NASHVILLE, Tenn. (MarketWatch) — The federal government recently reported that consumer prices had risen in November for the fourth straight month, thanks largely to big jumps in the price of gasoline and oil.
Nevertheless, the Federal Reserve and many commentators have dismissed concerns about inflation. Instead, much of the economic mainstream continues to call for massive government spending programs to rescue the economy from the specter of “deflation” or a “liquidity trap.”
But with consumer prices rising for almost a full year, it’s hard to see worrying about deflation as anything but a delusion.
A pattern has developed this year: The Bureau of Labor Statistics issues its report on the Consumer Price Index (CPI) for the previous month, and the headlines blare: “Prices Rise Modestly, But Inflation Outlook Still Tame.” The irony is that for most months, the price rise was not modest — being well above a 2% annualized rate.
All along, one of the key facts to “prove” inflation was still not a problem was the year-over-year decline in consumer prices. In other words, the CPI in a given month was lower than it had been in the same month the previous year.
For example, in October consumer prices were about 0.3% higher than they were in September, but even so they were still about 0.2% lower than they had been back in October 2008. The average reader of the financial press would get the impression that prices are always bouncing around somewhat, but with unemployment so high the trend has been downward. Yet this isn’t true. Consumer prices have been on an upward trend all year.
Although technically accurate, to cite the year-over-year declines in the CPI has been very misleading. What really happened is that CPI fell extraordinarily quickly in the last three months of 2008. But the collapse bottomed out in December 2008, and the CPI has risen in almost every month since then.
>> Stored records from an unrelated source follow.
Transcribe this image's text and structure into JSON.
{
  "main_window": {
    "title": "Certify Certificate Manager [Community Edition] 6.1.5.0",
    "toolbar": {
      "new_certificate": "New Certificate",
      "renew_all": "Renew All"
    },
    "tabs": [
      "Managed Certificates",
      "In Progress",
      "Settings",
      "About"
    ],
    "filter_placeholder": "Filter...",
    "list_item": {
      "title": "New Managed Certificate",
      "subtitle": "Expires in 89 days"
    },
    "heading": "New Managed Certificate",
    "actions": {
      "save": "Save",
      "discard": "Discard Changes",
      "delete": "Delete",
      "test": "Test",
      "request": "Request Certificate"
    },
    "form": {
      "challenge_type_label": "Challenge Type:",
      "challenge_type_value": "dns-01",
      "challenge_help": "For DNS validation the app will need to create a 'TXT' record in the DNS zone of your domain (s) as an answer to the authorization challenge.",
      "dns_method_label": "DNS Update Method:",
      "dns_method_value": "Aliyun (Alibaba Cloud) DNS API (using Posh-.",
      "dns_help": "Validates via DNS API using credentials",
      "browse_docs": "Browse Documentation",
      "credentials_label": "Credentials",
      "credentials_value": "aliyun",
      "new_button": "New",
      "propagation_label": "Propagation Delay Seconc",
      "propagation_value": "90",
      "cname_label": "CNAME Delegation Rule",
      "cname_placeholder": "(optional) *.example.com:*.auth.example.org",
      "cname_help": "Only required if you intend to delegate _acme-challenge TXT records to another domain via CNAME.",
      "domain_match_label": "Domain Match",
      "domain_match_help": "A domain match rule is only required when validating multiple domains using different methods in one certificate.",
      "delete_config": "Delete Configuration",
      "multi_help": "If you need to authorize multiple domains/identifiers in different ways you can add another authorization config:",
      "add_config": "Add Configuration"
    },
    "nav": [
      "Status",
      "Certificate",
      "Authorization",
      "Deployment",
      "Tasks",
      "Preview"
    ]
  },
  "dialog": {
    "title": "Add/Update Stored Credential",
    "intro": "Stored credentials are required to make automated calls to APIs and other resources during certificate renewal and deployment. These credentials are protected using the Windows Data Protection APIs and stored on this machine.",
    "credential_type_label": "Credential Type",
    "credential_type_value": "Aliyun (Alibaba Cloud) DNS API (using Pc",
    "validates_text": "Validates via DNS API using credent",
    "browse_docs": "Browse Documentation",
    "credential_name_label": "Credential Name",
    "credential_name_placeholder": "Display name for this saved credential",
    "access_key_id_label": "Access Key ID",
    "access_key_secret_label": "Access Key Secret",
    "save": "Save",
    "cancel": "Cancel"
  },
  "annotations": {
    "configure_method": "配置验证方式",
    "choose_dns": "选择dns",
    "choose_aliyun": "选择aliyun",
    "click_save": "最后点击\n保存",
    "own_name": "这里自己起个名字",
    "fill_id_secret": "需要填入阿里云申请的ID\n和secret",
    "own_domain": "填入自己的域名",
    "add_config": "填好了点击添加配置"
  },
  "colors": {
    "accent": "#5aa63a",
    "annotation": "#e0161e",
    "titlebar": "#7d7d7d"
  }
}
Looking at just the raw CPI numbers (before the government seasonally adjusts them), consumer prices have risen a cumulative 2.9% this year, and that’s only based on the first 11 months of data.
With the BLS’ December release, the public now realizes that consumer prices rose 1.9% between November 2008 and November 2009. Yet this sudden movement into positive year-over-year territory wasn’t because the price hikes in November were particularly large. Rather, the switch into positive year-over-year inflation is simply due to the fact that the big price drops in late 2008 are moving out of the 12-month rolling window.
There will be another such increment come mid-January, when the BLS has to issue the numbers for December’s prices, when the late 2008 drop in prices will have fully worked its way through the twelve-month look-back. If we assume that CPI increases between November and December at the same average rate seen so far in 2009, the government will report in January that December 2009 CPI was a full 2.9 percent higher than prices from a year earlier. Thus in two short months the public will have snapped from thinking we are still stuck in deflation to realizing that official price measures have been rising at a decent clip for quite some time.
In normal circumstances, an annual inflation reading close to 3% would be no big deal. Yet these are far from ordinary times. The Federal Reserve has literally injected more than a trillion dollars into the financial system since the onset of the crisis. Although some economists have warned of an inflationary time bomb, the general reaction has been calm because of the notion that we’re in a liquidity trap.
The painful lesson of the 1970s was that the economy can experience high unemployment and price inflation at the same time. Once the public realizes that we are already in the midst of moderate stagflation, the process may snowball. At that point, Federal Reserve Chairman Ben Bernanke will find it very difficult to put the inflation genie back in the bottle.
Robert P. Murphy is a senior fellow in business and economic studies at the California-based Pacific Research Institute .